=== BRIEF ===
Would you tally how many lines in the records include the word "Duração"? Reply with the number only.

=== THE RECORDS ===
◆ ◆ ◆

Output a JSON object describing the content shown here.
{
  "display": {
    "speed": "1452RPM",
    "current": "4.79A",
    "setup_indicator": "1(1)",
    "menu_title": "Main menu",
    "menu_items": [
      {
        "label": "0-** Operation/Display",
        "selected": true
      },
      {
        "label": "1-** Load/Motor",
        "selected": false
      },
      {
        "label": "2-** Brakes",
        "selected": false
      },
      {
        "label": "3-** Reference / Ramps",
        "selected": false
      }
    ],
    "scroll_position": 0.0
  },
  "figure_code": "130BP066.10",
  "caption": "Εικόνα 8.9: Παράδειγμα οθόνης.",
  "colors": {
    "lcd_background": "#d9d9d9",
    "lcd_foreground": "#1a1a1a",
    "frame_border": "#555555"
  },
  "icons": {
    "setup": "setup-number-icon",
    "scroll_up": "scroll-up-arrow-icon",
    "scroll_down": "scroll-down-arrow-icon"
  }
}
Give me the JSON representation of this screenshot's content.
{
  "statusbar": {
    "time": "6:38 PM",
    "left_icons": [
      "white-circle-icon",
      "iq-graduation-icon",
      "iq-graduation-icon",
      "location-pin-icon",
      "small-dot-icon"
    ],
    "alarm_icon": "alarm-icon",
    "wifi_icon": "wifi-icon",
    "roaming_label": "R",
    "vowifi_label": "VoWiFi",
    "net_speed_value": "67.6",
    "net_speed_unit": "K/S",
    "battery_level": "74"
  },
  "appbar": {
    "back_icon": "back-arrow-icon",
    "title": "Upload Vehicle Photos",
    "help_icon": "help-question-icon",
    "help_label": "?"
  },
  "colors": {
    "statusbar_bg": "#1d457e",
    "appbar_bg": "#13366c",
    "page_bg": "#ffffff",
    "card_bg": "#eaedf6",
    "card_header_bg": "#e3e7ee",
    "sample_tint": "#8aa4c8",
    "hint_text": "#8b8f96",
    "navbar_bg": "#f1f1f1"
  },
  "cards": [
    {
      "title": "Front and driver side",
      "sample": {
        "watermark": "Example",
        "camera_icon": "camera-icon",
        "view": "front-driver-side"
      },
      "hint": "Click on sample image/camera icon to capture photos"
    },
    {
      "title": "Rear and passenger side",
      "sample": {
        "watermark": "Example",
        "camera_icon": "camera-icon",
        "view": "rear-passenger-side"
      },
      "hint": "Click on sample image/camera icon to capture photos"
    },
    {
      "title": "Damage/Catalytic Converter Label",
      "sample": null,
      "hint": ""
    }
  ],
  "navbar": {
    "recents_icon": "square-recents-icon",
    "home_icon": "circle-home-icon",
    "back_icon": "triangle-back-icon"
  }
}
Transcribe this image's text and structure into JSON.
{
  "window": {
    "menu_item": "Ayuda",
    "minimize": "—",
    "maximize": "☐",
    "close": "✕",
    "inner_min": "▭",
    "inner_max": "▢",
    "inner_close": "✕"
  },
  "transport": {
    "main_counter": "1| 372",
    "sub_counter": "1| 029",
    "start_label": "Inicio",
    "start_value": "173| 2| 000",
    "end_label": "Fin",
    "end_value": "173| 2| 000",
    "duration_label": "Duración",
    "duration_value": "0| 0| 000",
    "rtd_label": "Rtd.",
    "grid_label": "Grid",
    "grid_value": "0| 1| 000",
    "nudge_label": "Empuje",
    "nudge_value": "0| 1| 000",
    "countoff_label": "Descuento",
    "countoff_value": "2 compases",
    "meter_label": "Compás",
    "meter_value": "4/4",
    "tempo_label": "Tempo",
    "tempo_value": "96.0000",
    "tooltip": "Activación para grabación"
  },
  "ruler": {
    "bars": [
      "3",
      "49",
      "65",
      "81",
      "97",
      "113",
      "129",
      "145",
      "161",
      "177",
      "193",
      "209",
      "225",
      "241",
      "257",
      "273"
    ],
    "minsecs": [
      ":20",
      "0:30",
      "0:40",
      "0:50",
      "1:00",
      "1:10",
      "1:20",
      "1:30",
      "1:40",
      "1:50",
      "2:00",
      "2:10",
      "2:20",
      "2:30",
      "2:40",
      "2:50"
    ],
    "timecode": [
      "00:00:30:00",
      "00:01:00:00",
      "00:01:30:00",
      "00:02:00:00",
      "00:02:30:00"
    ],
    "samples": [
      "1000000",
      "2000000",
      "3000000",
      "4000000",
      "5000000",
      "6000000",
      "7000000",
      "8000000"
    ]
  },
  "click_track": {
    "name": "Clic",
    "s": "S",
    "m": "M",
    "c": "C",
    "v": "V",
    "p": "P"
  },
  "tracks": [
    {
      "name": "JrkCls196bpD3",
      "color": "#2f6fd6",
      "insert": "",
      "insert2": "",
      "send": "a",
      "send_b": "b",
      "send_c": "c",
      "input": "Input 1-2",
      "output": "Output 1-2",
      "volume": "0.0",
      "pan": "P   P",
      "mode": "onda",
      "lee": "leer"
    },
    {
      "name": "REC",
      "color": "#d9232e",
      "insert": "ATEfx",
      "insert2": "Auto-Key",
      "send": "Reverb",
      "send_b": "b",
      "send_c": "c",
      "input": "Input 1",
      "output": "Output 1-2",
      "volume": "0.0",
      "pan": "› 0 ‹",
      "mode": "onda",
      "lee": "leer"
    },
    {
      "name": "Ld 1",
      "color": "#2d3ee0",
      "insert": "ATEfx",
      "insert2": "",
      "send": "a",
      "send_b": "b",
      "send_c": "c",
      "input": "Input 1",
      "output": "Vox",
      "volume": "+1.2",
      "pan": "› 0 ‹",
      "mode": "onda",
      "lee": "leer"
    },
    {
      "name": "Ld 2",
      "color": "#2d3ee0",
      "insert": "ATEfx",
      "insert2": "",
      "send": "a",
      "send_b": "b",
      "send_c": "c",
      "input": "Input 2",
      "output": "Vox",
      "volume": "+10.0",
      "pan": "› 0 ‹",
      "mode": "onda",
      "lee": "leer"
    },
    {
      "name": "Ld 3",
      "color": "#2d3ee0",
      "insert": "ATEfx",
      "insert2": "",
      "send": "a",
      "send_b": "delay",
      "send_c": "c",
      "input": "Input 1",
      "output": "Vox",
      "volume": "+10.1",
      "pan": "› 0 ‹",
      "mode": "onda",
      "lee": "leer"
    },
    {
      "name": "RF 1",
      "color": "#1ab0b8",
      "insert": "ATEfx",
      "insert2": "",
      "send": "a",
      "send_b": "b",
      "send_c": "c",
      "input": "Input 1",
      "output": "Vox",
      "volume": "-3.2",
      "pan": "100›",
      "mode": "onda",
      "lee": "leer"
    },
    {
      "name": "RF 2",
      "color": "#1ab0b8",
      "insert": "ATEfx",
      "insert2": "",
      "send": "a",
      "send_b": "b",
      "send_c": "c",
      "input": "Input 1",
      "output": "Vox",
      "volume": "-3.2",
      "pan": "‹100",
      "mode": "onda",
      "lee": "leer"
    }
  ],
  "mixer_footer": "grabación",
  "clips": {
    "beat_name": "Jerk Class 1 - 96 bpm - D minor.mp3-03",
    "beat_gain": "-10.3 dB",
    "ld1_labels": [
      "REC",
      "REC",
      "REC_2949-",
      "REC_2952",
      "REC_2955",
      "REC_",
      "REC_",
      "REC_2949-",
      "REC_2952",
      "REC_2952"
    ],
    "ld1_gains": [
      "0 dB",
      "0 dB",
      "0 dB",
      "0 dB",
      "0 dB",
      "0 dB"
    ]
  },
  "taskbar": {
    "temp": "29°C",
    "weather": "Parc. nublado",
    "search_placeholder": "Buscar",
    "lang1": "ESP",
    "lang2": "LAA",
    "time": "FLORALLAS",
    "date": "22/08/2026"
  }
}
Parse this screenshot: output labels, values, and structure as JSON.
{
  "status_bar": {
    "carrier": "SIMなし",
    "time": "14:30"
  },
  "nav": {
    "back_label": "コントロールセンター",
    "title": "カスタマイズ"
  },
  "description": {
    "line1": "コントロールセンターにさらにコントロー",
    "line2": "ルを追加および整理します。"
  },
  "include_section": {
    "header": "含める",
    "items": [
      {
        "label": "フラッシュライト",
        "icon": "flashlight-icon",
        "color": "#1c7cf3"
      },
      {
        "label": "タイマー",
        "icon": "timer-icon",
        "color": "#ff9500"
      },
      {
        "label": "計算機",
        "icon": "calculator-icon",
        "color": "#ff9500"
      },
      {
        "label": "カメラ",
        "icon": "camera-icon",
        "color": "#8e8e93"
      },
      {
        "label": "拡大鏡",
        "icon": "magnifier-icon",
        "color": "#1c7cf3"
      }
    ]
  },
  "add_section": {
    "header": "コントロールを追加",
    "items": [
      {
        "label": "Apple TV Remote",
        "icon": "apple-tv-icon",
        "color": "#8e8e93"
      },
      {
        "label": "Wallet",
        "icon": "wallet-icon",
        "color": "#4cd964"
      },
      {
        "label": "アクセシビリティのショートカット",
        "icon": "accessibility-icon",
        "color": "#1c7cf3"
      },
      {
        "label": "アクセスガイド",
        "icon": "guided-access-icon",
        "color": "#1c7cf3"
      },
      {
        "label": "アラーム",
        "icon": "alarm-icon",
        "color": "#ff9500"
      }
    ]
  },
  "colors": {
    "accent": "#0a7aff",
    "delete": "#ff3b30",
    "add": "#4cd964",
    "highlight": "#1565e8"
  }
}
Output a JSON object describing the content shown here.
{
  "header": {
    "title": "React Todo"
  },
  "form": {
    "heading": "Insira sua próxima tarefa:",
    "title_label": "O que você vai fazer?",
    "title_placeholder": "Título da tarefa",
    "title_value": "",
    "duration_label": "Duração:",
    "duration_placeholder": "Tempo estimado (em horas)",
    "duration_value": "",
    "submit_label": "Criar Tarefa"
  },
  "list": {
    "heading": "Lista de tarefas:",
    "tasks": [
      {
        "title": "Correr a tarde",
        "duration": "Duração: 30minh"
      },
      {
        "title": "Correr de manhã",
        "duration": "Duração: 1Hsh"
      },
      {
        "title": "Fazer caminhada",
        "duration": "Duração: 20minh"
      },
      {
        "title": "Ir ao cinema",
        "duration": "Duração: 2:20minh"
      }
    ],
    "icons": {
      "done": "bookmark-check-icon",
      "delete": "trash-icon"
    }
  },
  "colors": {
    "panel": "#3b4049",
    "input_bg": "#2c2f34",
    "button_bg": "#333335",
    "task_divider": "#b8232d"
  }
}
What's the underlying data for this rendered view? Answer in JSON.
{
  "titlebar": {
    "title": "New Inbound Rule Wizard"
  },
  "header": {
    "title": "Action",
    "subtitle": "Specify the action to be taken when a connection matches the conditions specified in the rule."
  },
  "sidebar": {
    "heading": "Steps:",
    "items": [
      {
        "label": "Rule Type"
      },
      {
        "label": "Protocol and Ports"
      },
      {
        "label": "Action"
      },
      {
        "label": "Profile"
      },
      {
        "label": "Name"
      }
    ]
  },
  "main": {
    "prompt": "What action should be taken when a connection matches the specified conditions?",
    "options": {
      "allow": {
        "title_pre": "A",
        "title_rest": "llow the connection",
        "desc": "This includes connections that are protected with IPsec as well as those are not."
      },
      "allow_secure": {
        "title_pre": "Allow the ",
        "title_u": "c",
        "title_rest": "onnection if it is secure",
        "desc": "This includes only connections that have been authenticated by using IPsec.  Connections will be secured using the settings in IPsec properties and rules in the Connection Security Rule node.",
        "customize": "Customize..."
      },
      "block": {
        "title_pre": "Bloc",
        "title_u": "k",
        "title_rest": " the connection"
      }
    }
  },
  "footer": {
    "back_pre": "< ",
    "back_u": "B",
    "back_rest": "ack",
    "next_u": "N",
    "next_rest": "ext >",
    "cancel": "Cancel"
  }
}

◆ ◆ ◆

=== FINAL ANSWER ===
5